Backstory and Context
Miners Hall Museum is built on the original site of the Union Hall (shown in photo below). The Union Hall served as a meeting house for the United Mine Workers Association and was also a historic location involving the Amazon Army March.
The center & museum was built shortly after the tornado of 2003 which destroyed much of the community including the former Franklin Community Hall. Miners Hall Museum was founded in 2012 and began with hosting a Smithsonian Exhibit titled "The Way We Worked".
Crawford County Kansas is known for its coal mining heritage and the settlement of many different ethnic groups who came to the United States in search of work in the coal fields.
In 1921, thousands of wives, daughters, mothers, sisters and sweethearts of striking coal miners in Southeast Kansas marched in protest against unfair labor practices in the local coal mines. The women's march made headlines across the nation and the New York Times christened them the "Amazon Army." The women, mostly immigrants from southeast Europe, were effective and halted work in the mines for three days.
Most Kansas coal mining took place in the southeast counties of Cherokee, Crawford and Bourbon, where hundreds of underground shafts and above-ground strip mines were dug. Around those mines, communities and camps were built for workers and their families. Mining companies set up camps for workers near the mines. They built houses, sometimes little more than shacks, for their families.
Franklin's Rich History. Miners Hall Museum. Accessed April 21, 2018. http://minershallmuseum.com/historic-sites-in-franklin/.
Miners’ Hall Museum holds grand opening. The Morning Sun. May 02, 2012. Accessed April 20, 2018. http://www.morningsun.net/article/20120502/NEWS/305029957.
Mining & Immigration.

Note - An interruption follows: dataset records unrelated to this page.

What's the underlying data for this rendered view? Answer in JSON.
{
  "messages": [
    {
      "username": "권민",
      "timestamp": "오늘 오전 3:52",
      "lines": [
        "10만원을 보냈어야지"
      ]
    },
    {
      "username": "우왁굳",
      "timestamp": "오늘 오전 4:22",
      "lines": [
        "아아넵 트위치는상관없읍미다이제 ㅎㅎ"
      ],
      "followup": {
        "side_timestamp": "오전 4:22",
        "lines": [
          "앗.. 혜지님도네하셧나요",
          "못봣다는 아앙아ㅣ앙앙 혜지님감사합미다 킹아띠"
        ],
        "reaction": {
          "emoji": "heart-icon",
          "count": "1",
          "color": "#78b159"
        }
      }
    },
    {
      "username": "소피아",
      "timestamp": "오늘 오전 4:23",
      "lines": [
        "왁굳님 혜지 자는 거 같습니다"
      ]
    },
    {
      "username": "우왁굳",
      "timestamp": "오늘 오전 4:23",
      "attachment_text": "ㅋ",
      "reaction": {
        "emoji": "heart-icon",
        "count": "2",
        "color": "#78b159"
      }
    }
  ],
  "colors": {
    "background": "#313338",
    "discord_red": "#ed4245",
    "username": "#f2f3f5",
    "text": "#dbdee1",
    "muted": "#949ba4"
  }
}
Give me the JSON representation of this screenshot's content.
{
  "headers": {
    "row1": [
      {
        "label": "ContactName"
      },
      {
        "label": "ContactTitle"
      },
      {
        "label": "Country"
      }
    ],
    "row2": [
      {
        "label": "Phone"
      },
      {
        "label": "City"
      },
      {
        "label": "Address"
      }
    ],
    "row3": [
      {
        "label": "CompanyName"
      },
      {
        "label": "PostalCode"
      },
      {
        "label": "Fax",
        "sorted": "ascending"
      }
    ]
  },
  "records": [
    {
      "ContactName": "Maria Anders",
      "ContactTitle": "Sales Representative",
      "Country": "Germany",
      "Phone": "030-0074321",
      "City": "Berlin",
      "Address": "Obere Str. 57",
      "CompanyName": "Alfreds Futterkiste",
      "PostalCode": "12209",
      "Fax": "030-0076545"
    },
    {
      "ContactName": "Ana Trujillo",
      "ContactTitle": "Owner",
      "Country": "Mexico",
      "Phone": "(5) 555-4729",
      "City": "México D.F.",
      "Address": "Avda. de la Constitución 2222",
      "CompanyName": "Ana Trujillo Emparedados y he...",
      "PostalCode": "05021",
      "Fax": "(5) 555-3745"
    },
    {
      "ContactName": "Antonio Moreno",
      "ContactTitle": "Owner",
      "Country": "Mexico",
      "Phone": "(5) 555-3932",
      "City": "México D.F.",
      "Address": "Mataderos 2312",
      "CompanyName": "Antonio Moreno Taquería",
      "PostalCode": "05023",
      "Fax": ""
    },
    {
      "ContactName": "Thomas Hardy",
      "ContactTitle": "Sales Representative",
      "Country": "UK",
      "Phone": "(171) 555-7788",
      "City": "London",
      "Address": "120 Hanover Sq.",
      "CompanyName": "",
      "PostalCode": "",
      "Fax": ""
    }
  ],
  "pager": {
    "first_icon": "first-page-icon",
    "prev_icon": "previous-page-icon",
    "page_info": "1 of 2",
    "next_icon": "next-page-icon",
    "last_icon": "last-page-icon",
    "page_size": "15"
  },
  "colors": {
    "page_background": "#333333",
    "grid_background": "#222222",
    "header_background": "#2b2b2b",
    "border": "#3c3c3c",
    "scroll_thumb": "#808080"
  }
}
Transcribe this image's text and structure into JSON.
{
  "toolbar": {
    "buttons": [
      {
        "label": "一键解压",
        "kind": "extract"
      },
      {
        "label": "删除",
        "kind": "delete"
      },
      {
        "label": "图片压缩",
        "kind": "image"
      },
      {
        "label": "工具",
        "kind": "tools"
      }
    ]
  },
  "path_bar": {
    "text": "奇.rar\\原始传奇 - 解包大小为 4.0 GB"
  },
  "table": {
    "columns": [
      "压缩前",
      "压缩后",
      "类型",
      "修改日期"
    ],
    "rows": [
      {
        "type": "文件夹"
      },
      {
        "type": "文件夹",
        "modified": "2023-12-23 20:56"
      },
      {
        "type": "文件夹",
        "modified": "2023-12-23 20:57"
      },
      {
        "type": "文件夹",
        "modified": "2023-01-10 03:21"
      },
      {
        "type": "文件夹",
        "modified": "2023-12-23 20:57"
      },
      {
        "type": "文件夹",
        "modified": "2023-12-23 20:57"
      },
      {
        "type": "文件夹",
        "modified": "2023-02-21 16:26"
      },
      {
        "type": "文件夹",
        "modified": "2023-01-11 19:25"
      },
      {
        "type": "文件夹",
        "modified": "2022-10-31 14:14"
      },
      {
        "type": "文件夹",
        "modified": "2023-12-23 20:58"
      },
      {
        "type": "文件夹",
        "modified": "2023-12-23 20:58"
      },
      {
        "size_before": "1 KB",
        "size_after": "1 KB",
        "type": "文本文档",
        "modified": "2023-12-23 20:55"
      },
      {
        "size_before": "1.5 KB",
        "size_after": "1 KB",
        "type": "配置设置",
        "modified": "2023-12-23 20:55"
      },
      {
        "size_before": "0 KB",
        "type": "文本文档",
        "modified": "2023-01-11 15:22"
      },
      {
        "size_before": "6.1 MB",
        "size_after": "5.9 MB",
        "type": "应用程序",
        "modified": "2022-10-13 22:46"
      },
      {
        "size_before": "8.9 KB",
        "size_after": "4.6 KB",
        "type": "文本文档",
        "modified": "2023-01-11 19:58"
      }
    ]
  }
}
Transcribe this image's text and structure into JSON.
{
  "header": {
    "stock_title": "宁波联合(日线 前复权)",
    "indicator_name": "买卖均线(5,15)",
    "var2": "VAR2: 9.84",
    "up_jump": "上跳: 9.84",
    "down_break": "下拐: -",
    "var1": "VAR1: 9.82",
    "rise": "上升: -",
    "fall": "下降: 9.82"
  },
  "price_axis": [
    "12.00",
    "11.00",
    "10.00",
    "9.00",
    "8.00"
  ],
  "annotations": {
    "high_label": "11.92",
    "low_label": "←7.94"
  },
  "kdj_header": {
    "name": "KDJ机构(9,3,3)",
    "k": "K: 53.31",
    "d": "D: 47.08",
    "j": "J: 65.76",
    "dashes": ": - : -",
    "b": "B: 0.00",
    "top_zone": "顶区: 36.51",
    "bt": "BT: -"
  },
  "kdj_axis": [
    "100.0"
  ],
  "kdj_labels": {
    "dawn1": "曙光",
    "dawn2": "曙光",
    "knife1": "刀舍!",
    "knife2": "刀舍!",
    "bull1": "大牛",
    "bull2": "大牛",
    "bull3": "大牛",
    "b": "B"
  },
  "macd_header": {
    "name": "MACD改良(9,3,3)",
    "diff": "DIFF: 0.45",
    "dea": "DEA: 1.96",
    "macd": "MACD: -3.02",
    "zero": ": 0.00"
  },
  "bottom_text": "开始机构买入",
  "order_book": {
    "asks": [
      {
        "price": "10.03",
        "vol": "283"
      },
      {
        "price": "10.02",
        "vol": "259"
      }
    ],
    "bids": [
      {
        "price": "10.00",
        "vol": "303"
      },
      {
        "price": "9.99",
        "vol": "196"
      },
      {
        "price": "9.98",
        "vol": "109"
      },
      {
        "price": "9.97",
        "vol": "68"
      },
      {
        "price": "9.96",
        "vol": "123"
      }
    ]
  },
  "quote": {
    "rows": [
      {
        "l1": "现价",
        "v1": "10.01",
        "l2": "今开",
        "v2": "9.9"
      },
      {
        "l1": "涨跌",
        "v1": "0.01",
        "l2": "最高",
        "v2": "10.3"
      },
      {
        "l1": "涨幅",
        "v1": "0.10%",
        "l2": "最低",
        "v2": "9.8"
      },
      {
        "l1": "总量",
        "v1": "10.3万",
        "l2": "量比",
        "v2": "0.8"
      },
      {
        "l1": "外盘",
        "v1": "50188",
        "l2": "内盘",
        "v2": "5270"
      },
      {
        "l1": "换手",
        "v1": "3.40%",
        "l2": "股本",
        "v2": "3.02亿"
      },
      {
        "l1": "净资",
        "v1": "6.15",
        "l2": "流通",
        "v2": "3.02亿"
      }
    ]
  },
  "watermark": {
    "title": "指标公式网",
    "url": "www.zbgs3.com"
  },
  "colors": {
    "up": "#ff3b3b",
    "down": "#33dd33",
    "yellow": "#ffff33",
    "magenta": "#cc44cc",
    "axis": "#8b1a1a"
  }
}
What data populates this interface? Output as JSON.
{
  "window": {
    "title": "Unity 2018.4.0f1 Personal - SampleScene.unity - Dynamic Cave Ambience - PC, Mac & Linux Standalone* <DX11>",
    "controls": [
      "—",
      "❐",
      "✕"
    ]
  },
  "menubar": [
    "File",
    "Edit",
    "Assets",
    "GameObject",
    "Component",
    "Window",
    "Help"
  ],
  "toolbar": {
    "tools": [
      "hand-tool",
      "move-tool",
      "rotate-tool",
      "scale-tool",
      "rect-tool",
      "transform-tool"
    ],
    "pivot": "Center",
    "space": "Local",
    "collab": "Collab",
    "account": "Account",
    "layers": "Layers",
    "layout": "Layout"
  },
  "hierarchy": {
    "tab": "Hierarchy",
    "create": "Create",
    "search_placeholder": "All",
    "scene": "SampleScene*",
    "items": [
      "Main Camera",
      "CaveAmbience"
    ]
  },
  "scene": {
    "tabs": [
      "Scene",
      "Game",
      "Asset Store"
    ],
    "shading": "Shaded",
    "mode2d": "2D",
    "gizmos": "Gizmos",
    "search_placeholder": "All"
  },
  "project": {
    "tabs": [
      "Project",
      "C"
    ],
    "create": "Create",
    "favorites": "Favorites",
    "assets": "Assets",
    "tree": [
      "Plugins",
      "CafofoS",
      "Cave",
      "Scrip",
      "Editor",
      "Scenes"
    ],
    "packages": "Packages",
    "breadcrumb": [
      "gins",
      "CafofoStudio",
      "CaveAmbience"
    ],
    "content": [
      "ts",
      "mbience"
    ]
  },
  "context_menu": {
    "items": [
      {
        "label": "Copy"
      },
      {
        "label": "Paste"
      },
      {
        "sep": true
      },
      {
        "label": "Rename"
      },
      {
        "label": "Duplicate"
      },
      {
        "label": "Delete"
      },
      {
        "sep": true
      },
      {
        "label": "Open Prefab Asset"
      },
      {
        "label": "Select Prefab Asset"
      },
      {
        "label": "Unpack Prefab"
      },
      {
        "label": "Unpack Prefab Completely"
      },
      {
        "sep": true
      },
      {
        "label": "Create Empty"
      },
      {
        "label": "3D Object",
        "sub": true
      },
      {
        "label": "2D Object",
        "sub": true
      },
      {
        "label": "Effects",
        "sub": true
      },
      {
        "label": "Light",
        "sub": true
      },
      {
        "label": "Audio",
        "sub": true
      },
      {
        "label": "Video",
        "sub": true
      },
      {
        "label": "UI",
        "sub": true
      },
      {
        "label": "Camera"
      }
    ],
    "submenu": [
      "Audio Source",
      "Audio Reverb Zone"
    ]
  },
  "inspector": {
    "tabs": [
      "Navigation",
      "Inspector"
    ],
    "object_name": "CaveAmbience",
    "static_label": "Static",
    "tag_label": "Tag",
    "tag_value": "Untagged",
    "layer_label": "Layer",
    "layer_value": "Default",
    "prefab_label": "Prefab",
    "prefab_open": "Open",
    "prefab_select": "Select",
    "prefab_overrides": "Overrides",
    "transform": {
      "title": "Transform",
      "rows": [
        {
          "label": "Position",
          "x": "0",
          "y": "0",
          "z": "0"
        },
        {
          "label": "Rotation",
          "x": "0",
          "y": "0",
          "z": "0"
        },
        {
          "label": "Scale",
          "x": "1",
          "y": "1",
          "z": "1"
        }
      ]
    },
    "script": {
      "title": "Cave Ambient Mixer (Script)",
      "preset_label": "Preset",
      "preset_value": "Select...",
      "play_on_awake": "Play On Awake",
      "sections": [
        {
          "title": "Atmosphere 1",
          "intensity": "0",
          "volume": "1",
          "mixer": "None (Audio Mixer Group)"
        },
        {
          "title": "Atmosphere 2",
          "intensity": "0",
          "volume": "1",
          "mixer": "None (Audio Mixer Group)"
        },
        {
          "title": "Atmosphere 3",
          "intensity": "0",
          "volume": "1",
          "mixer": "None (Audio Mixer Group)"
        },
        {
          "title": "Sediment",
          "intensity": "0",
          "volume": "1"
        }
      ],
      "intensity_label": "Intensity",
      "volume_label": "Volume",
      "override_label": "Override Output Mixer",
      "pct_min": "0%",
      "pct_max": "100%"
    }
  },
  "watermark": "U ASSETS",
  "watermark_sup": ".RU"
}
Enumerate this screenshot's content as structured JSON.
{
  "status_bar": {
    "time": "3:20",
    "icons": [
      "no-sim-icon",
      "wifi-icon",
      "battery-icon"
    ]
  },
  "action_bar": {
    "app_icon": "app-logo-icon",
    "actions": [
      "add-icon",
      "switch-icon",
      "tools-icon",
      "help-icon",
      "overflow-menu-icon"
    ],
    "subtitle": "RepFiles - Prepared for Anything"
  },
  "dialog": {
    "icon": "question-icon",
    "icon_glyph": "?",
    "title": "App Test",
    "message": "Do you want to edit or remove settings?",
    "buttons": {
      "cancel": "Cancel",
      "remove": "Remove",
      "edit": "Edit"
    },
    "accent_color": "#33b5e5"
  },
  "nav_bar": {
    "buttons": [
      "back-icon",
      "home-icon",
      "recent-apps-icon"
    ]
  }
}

Miners Hall Museum. Accessed April 21, 2018. http://minershallmuseum.com/mining-industry/.